By P.J. Casebolt
“For we dare no; make ourselves of the number, or compare ourselves with some that commend themselves; but they measuring themselves by themselves, and comparing themselves among themselves, are not wise” (2 Cor. 10:12).
In spite of the strong admonition “dare not,” we sometimes end up doing the very thing we ought not do.
The comparison is sometimes made that brethren who work through unscriptural human arrangements such as missionary societies and sponsoring churches engage in more evangelism than do those who contend for congregational autonomy and the all-sufficiency of the church.
Not only does this argument give aid to the “let us do evil that good may come” position (Rom. 3:8), but it also violates the divine injunction of our text.
The Missionary Society system actually closed the doors of several church buildings because the Society could not furnish evangelists to fill the pulpits. Is this success?
The evangelistic “message” of some of the sponsoring-church radio/TV/media projects has been so weak that sectarian churches and preachers have contributed to them with both their money and prayers. Is this the intent and content of the great commission?
When an eldership in California oversees a human college in the Philippines, and that college in turn sends out and controls the evangelists, is this a practice worthy of comparison?
If we want to provoke brethren to more evangelism, edification, or benevolence, we need to use some method other than comparing ourselves with brethren who resort to iniquity (lawlessness), in an effort to do the Lord’s will. We dare not lend influence or respectability to the old fable that “it is better to do something wrong than to do nothing.”

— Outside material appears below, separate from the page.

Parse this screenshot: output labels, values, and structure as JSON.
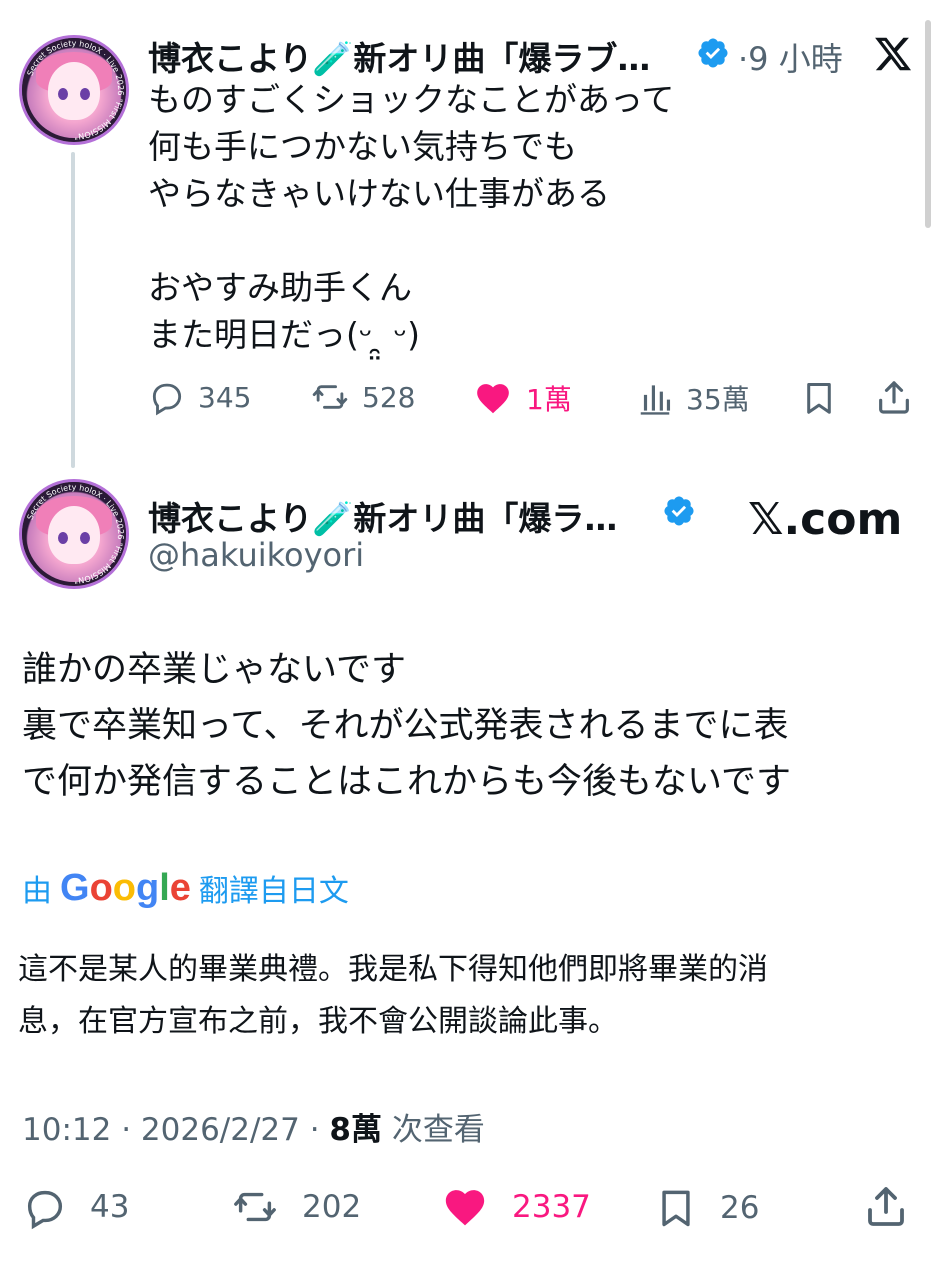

We can pick out a congregation which meets in an out-of-the-way building across the tracks (depending on which side of the tracks you happen to be), whose members aren’t very friendly and compare it with a congregation whose building is highly visible and its membership friendly and outgoing. But such a comparison may not mean a thing.
Two of the most spiritually minded congregations I know of have buildings in their respective towns which are still difficult for me to find, and I have been to both of them on several occasions. And the parking situation at both locations is tenuous and inconvenient, to say the least.

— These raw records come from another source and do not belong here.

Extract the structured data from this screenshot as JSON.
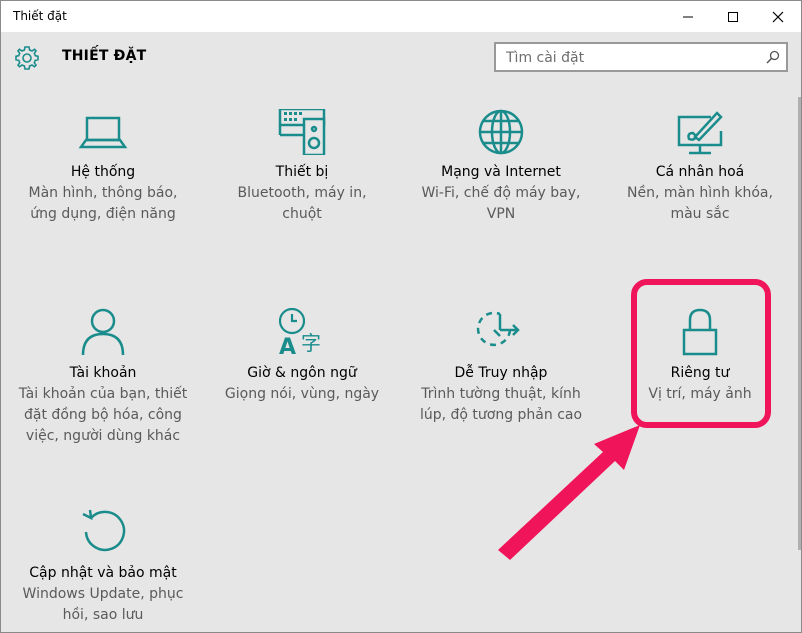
{
  "window": {
    "title": "Thiết đặt"
  },
  "header": {
    "title": "THIẾT ĐẶT"
  },
  "search": {
    "placeholder": "Tìm cài đặt"
  },
  "tiles": [
    {
      "label": "Hệ thống",
      "desc1": "Màn hình, thông báo,",
      "desc2": "ứng dụng, điện năng",
      "desc3": ""
    },
    {
      "label": "Thiết bị",
      "desc1": "Bluetooth, máy in,",
      "desc2": "chuột",
      "desc3": ""
    },
    {
      "label": "Mạng và Internet",
      "desc1": "Wi-Fi, chế độ máy bay,",
      "desc2": "VPN",
      "desc3": ""
    },
    {
      "label": "Cá nhân hoá",
      "desc1": "Nền, màn hình khóa,",
      "desc2": "màu sắc",
      "desc3": ""
    },
    {
      "label": "Tài khoản",
      "desc1": "Tài khoản của bạn, thiết",
      "desc2": "đặt đồng bộ hóa, công",
      "desc3": "việc, người dùng khác"
    },
    {
      "label": "Giờ & ngôn ngữ",
      "desc1": "Giọng nói, vùng, ngày",
      "desc2": "",
      "desc3": ""
    },
    {
      "label": "Dễ Truy nhập",
      "desc1": "Trình tường thuật, kính",
      "desc2": "lúp, độ tương phản cao",
      "desc3": ""
    },
    {
      "label": "Riêng tư",
      "desc1": "Vị trí, máy ảnh",
      "desc2": "",
      "desc3": ""
    },
    {
      "label": "Cập nhật và bảo mật",
      "desc1": "Windows Update, phục",
      "desc2": "hồi, sao lưu",
      "desc3": ""
    }
  ],
  "colors": {
    "accent": "#1a8c8c",
    "highlight": "#f0145a"
  }
}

Yet, they preach and teach publicly and privately, care for one another, and have a reputation for ministering to strangers, especially young people and college students.
On the other hand, I helped establish a congregation whose building was brand-new brick veneer, and only two blocks off the main highway through town. After I left, the congregation was divided by the introduction of the Herald of Truth sponsoring church arrangement into the budget, the remaining members decided to get off the “back street” and out onto the highway for more “visibility” and they have not been sound in the faith since.
In another town of some 4,000 population with 300 members of the church, some of the younger heads thought the congregation wasn’t “doing enough” and wanted to canvas the town. In spite of the fact that members lived on every street in town, knew their neighbors and who moved in and out, and in spite of the fact that all these neighbors knew more about the church of Christ than some of its own members knew, the elders told the zealous census takers to go ahead with the canvas, just to let them work off some steam and learn a lesson.
After the door-to-door census, which lost some of its steam and some of its original proponents before the job was completed, only one “prospect” emerged from the entire effort. And when one of the elders and I went to see this sister who had moved into town some few years earlier, I recognized her as a unstable member from a congregation where I had previously preached. She knew enough about the church to know that she preferred the world to the church, and of course some of us already knew that.
When John was instructed to write letters to the seven churches of Asia, the Lord had “somewhat against” five of those congregations (Rev. 2-3). The churches at Jerusalem, Antioch, and Philippi seemed to be in good shape, yet the one at Corinth had enough problems in it to keep several congregations from being “the pillar and ground of the truth” (1 Tim. 3:15).
Today, we may take a lukewarm congregation in one part of town, and compare it with an active membership in some other congregation where they run people through their kitchen and gymnasium, through the baptistery, and back into the “fellowship hall” again, but such a comparison may mean nothing whatever.
What does mean something is when we can identify the Lord’s church, its mission in evangelism/edification/benevolence, its work and worship, and compare ourselves with the divine standard.
Guardian of Truth XXXVI: 10, p. 308
May 21, 1992